“There are three reasons for this increase — lower gas prices, increasing consumer confidence in the economy and the calendar,” Dodds explained. “With Christmas and New Year's falling on a Thursday this year, you’re getting a 13-day holiday break rather than 12 days like last year.”

The Oregon Department of Transportation is bracing itself for this influx of traffic and, in some places along Interstate 5, ceased roadwork to make room for the high volume of cars. ODOT spokesman Gary Leaming said crews had been rehabilitating lanes on the eight-mile stretch between Anlauf and Cottage Grove, but stopped so all lanes could be open.

Gas prices Thursday in the Medford-Ashland area averaged about $2.68 per gallon, down from $2.72 Wednesday, $2.89 a week ago, $3 a month ago and $3.32 a year ago.

Although Oregon has the ninth highest gas prices in the nation this week, Oregonians are paying about $1 less per gallon than they were last summer.

The U.S. has dramatically increased its domestic oil production, which is a major factor in the increasing global oil supply and bringing prices down, Dodds said.

The concern is that if prices continue to fall, domestic oil companies will no longer be able to afford to operate in the U.S., where it’s more expensive to get oil from the ground, she added. 

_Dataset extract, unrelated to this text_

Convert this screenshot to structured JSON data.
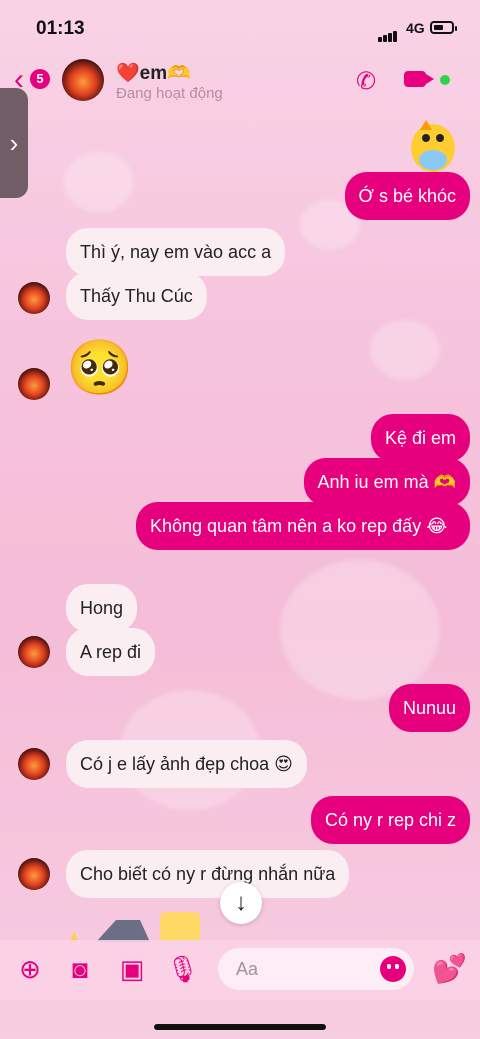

The reduced prices also can hurt countries, such as Venezuela and Nigeria, which are dependent on oil production.

“But for now, consumers are enjoying a holiday bonus in the form of the lowest gas prices in five years,” she said.

And so are local businesses.

Florist Sabrina Carroll, owner of B. Cazwells Floral Dezines in Medford, said she told her driver this week to go ahead and fill up the delivery van.

The flower shop is doing about 20 deliveries a day to Medford and surrounding areas, including one as far as Sams Valley. And the number of deliveries will continue to go up as Christmas approaches.

“It usually takes about $100 to fill up the van, but this week, our driver only paid $69.24,” she said, adding that the lower gas prices increase the company’s bottom line.

Rick Samuelson, a manager at Judy’s Central Point Florist and Gifts, said lower gas prices mean people have more money for “frosting,” such as bouquets for their loved ones.

“Gas prices falling is fantastic for us,” he said.

The increase in business may not be immediate, he added, but if gas prices stay down, business in January could be up about 10 percent over last year.

“Gas prices create a ripple effect,” Dodds said. “Because when people don’t have to spend the money on gas, they’ll spend it on something else.”

 Reach education reporter Teresa Thomas at 541-776-4497 or tthomas@mailtribune.com. Follow her at www.twitter.com/teresathomas_mt.

Denise Trudeau loads some of her flower arrangements in the back of a delivery car at B Cazwell's flower shop. Falling gas prices mean consumers have more money to spend on things like bouquets. Mail Tribune / Bob Pennell
Regular unleaded dropped under $2.50 a gallon at the Circle K at the corner of Riverside Avenue and Barnett Road in Medford. Mail Tribune / Bob Pennelll